Early on, of course, few people took Hitler seriously, and many laughed at his maniacal speeches. But those who believed he was just some clueless kook soon found out differently. Hitler understood exactly what he was doing, as evidenced by his words in “Mein Kampf”: “The German has no idea how much the people must be misled if the support of the masses is required.”
He clearly understood that in order for dogma to become entrenched, it must find its way into mainstream print. And, in this vein, an essential step in the transformation of an insidious lie into fact is to make certain it appears in children’s textbooks.
Through his character Winston in “1984,” George Orwell said, “If all records told the same tale – then the lie passed into history and became truth. ‘Who controls the past,’ ran the Party slogan, ‘controls the future: who controls the present controls the past.'”
In other words, given enough repetition and time, a fable like the Holocaust denial could someday pass into the history books as fact. That’s why Gen. Eisenhower ordered pictures taken of the Nazi prison camps, because he was afraid, even at that time, that there would be a movement to deny it ever happened.
But things are different in 21st century America, right? Indeed they are. It’s much easier to spread a preposterous lie in today’s world than it was in the World War II era. Collectivist cheerleaders on the Internet and television have round-the-clock access to the masses, and they understand the power of repetition.
As a result, in today’s lie-a-minute, 24-hour news cycle, separating illusion from fact is not an easy task, even for the most alert and rational among us. It takes a great deal of conscious effort. And when too many people choose not to make that effort, a holocaust – actual or metaphoric – may be just over the horizon.
In “Rights of Man,” Thomas Paine said:
“Ignorance is of a peculiar nature; once dispelled, it is impossible to re‑establish it. It is not originally a thing of itself, but is only the absence of knowledge; and though man may be kept ignorant, he cannot be made ignorant (my emphasis). … It has never yet been discovered how to make a man unknow his knowledge.”
True, to be sure. But what Paine did not tell us is how to motivate people to become knowledgeable in the first place.
As I watch Obama and his army of lying thugs frantically spewing out the most preposterous lies imaginable, I am reminded of Eric Hoffer’s warning that the louder the drums of deceit, the more vigilant one has to be about learning the facts. And therein lies the problem. A significant portion of the populace is totally uninformed, and it comprises the very people who decide the winner of every election!

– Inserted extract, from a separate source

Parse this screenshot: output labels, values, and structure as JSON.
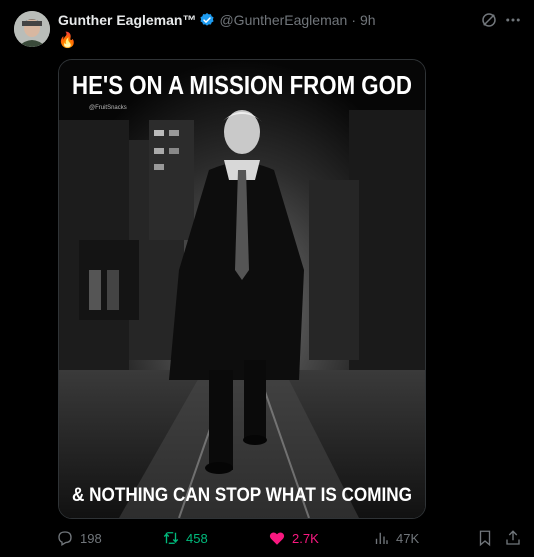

Is it just me, or is there something fundamentally wrong with our system of electing public servants? Repeat, servants. The reality is that the winner of virtually every election is the candidate who convinces a majority of voters that he can do more good things for them than his opponent.
Sorry, but that’s not a politician’s job. His only function is to protect our lives and property – not intrude in our lives and take our property to gain our neighbors’ votes.

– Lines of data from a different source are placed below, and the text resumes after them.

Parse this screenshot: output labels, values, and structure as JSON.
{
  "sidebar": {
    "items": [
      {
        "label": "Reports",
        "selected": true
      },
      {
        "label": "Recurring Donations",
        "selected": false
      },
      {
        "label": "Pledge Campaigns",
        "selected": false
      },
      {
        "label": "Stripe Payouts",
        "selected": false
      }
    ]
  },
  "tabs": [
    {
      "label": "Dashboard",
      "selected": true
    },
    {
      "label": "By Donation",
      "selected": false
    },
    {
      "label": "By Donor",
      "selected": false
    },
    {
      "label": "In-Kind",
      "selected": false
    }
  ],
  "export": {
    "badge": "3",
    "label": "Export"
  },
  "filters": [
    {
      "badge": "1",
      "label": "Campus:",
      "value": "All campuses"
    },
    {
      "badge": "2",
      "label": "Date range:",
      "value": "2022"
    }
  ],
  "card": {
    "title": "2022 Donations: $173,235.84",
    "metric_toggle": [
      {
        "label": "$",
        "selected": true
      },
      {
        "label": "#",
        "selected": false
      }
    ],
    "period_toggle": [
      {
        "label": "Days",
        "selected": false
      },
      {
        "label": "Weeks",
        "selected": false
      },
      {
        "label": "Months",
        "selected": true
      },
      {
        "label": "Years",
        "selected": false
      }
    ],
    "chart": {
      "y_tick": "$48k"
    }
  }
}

Sometimes I think Thoreau had it exactly right. That cabin in the woods sounds awfully good right now to those of us who just want to be left alone to live our lives as we please.